For me, there always comes a point around the third or fourth chapter in a rough draft, that I don’t know what to do next. For an essay writer, it could come after the third or fourth paragraph; for a poet, after the third or fourth line. Whatever the unit, there’s that moment when it doesn’t seem to be going anywhere. What do you do with a blank page?

This condition is sometimes called “writer’s block,” but I think that’s inaccurate. There’s no barrier in the road that prevents me from proceeding. My main problem is not really lack of fuel (check the gas gauge; still three-quarters full) but lack of direction. It’s not that my options have dried up but that I have too many options. What kind of story is this?
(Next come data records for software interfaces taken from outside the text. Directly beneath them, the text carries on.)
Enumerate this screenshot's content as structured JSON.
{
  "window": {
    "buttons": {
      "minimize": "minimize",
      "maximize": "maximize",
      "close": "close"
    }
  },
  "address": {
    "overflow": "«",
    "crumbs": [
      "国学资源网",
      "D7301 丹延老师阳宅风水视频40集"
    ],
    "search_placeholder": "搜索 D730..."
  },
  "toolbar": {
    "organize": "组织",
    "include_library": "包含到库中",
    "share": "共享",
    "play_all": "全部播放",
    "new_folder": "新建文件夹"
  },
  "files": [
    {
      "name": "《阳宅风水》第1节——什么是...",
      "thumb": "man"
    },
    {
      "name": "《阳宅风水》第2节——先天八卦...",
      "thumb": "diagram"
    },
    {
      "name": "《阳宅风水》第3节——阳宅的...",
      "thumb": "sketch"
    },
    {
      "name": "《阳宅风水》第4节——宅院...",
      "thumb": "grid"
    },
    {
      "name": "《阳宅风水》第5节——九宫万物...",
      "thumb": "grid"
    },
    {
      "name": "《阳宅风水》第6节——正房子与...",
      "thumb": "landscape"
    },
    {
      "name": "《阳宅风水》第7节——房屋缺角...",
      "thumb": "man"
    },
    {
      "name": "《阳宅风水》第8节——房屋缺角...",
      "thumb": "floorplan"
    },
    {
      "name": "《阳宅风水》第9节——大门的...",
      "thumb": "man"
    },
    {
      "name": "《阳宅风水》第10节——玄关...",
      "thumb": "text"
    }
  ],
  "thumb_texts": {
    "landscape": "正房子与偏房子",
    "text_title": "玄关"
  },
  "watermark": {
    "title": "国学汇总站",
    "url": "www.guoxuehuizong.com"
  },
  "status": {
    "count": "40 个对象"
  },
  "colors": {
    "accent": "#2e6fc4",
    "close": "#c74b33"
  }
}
Which of the many forks in the road will take me where I should go? Should the tone be hilarious, or mock-serious, or really serious, or down-homey?

And so on. It’s the multitude of choices that paralyzes, not the scarcity of them.

 

So what helps me most is to explore some of those choices–get out of the car and take a hike, or several. ┬áHere’s what that might look like:
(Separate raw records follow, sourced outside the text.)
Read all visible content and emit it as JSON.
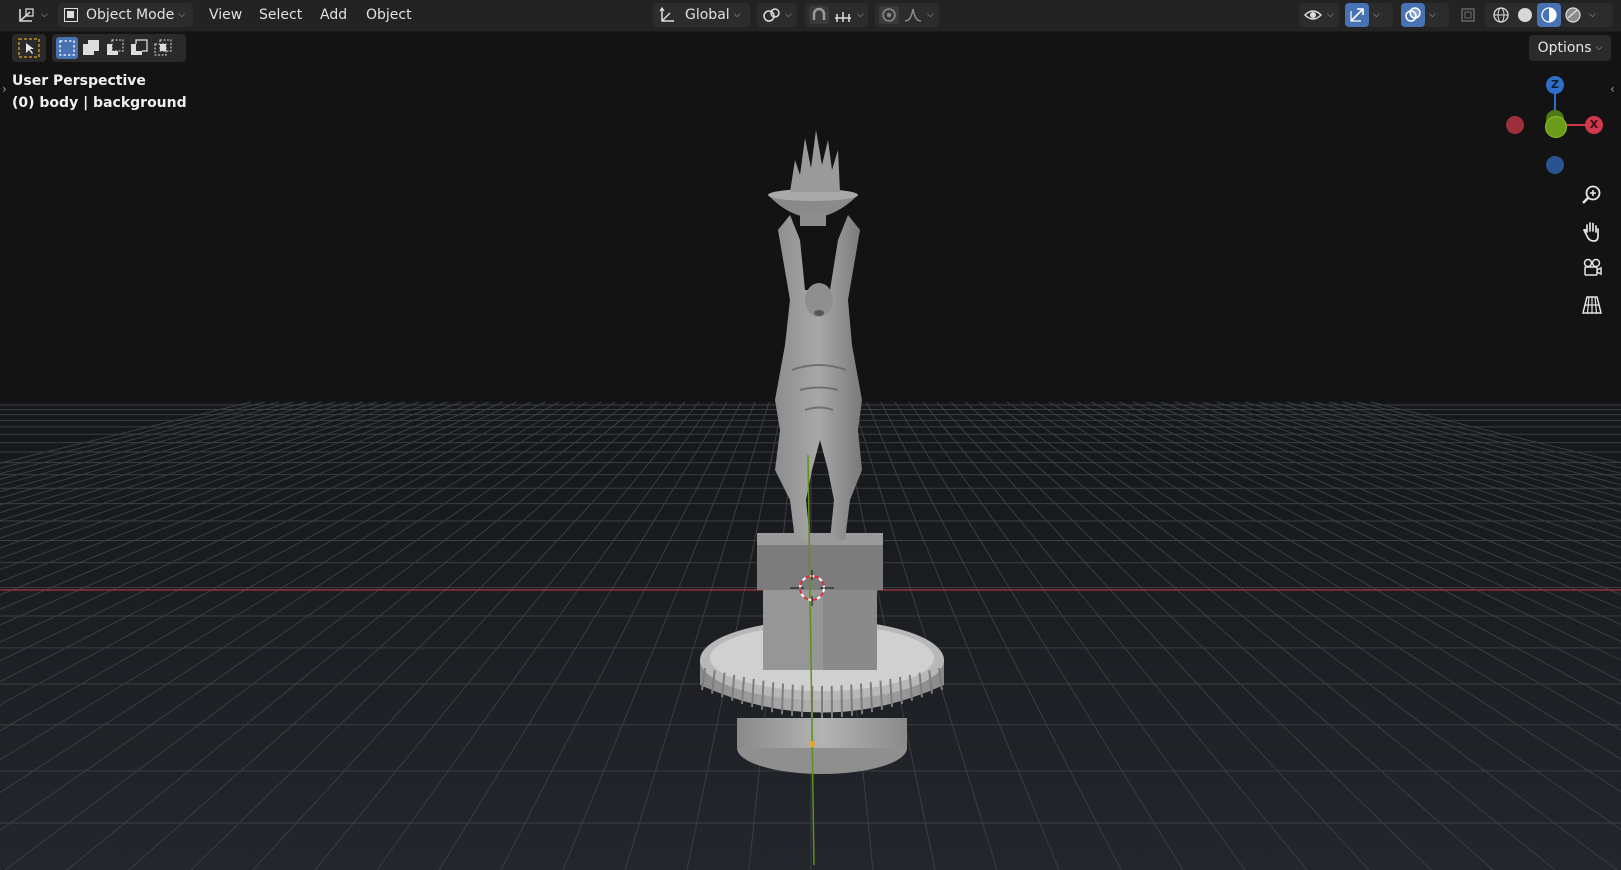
{
  "header": {
    "editor_type_icon": "3d-viewport-icon",
    "mode_label": "Object Mode",
    "menus": [
      "View",
      "Select",
      "Add",
      "Object"
    ],
    "transform_orientation": "Global"
  },
  "toolbar": {
    "options_label": "Options"
  },
  "viewport": {
    "view_name": "User Perspective",
    "object_info": "(0) body | background"
  },
  "gizmo": {
    "z_label": "Z",
    "x_label": "X"
  },
  "colors": {
    "header_bg": "#232323",
    "accent_blue": "#4772b3",
    "axis_x": "#d0384b",
    "axis_y": "#6b9c1c",
    "axis_z": "#2f6fc9",
    "grid_line": "#3a3e43"
  }
}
If you’re working on an essay or article, skip to the closing paragraph. Then write another conclusion, and another. That will help give you an idea of where you want to go with this.
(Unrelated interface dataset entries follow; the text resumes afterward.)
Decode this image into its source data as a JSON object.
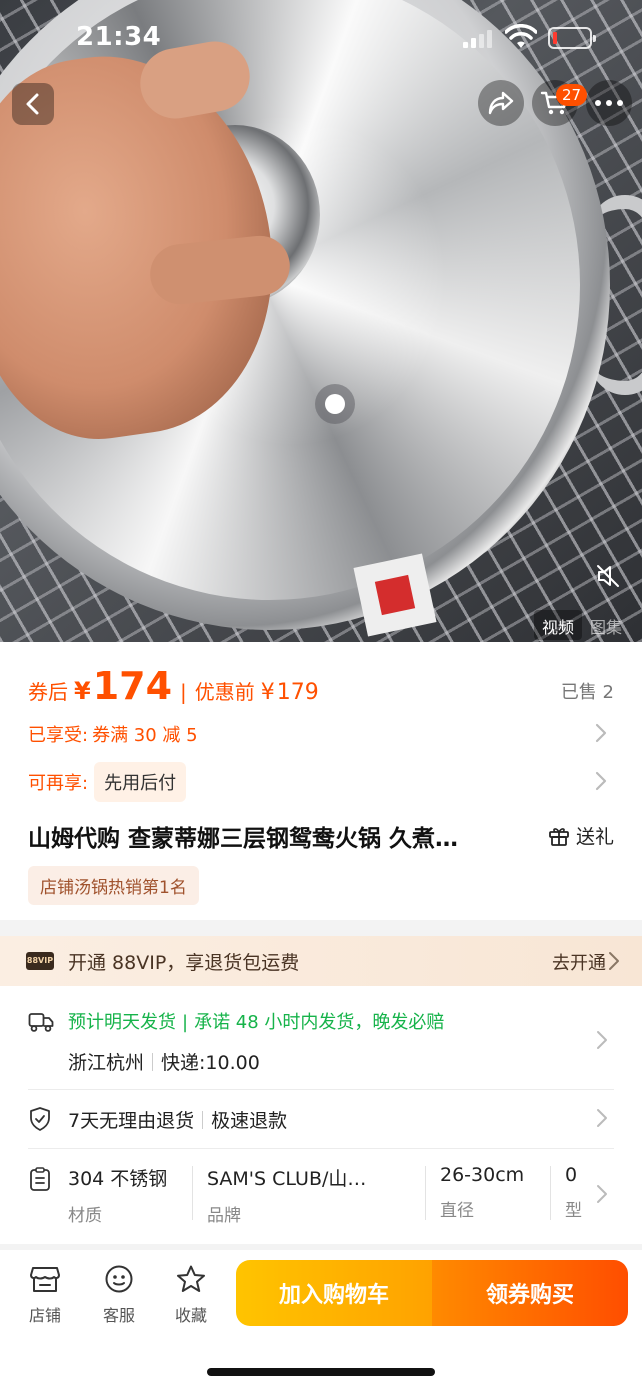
{
  "status_bar": {
    "time": "21:34"
  },
  "header": {
    "cart_count": "27"
  },
  "media": {
    "tabs": [
      "视频",
      "图集"
    ],
    "active_tab": "视频"
  },
  "price": {
    "after_coupon_label": "券后",
    "currency": "¥",
    "after_coupon_value": "174",
    "before_label": "优惠前",
    "before_value": "179",
    "sold": "已售 2"
  },
  "promotions": {
    "enjoyed_label": "已享受:",
    "enjoyed_value": "券满 30 减 5",
    "more_label": "可再享:",
    "more_value": "先用后付"
  },
  "product": {
    "title": "山姆代购 查蒙蒂娜三层钢鸳鸯火锅 久煮…",
    "gift_label": "送礼",
    "rank_tag": "店铺汤锅热销第1名"
  },
  "vip": {
    "badge": "88VIP",
    "text": "开通 88VIP，享退货包运费",
    "action": "去开通"
  },
  "shipping": {
    "estimate": "预计明天发货",
    "promise": "承诺 48 小时内发货，晚发必赔",
    "origin": "浙江杭州",
    "fee_label": "快递:",
    "fee_value": "10.00"
  },
  "service": {
    "return": "7天无理由退货",
    "refund": "极速退款"
  },
  "params": [
    {
      "value": "304 不锈钢",
      "key": "材质"
    },
    {
      "value": "SAM'S CLUB/山…",
      "key": "品牌"
    },
    {
      "value": "26-30cm",
      "key": "直径"
    },
    {
      "value": "0",
      "key": "型"
    }
  ],
  "bottom_bar": {
    "tools": [
      "店铺",
      "客服",
      "收藏"
    ],
    "add_to_cart": "加入购物车",
    "buy_with_coupon": "领券购买"
  },
  "colors": {
    "accent": "#ff5000",
    "green": "#16b34a",
    "cart_button": "#ffb000"
  }
}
If you’re writing a poem, don’t take the linear route. Instead of writing straight through, scribble lines as they come to you, then see how they work together. Experiment with mixing up verbal images and come at the main idea from different angles: how would an ant in the grass see it? A bird on a limb?

With fiction, I find the problem is that I don’t understand my characters well enough yet. Most fiction-writers will say that while they’re working on a novel their characters will at some point break away and start acting on their own. Sounds like the plot of a Steven King novel, especially if there’s a butcher knife in the picture somewhere, but fortunately the free-ranging character is still under the author’s control. What the author needs to do is shake his or her imagination loose enough to clomp around in somebody else’s boots for a while. Here are some ways to do that:

  • Send three or four of your characters a questionnaire. Write out a list of questions and let each character them in their own voices. Questions can range from “What’s your favorite color?” to “What’s the most frightening thing that ever happened to you?” and “What do you believe about God?” Some characters may not be able to answer all the questions yet, given their age or experience. Some may even refuse to let you know certain things. That’s okay; work with it.
  • For each of your main characters, write a paragraph about where they will be in ten years. Not just geographical location, of course, but what they’re doing, what they look like, the major events that have happened to them since your story closed. Some of them may be dead–if so, explain how and when and what their last thoughts were. (Talk about playing God!)
  • Write superfluous scenes that aren’t meant to appear in the novel or story, such as what a character did the morning before the climactic scene, or where the antagonist went with her boyfriend at the same time that your hero was discovering how they’d lied about him. None of this will make it into the story–it may not even be all that interesting–but it will give you insight into your characters’ personalities, interests and goals.
  • Describe the eccentric neighbor who lives next door or on the next block. He or she may never appear in the story, but will help you round out your fictional world.
  • Diagram the house, castle, mansion, kiva, wickiup, or commune where your protagonist lives. You may discover objects or pieces of furniture that will become important in the story.

 

One advantage of all this peripheral writing is that it makes me feel like I’m doing something. And it eliminates the blank page!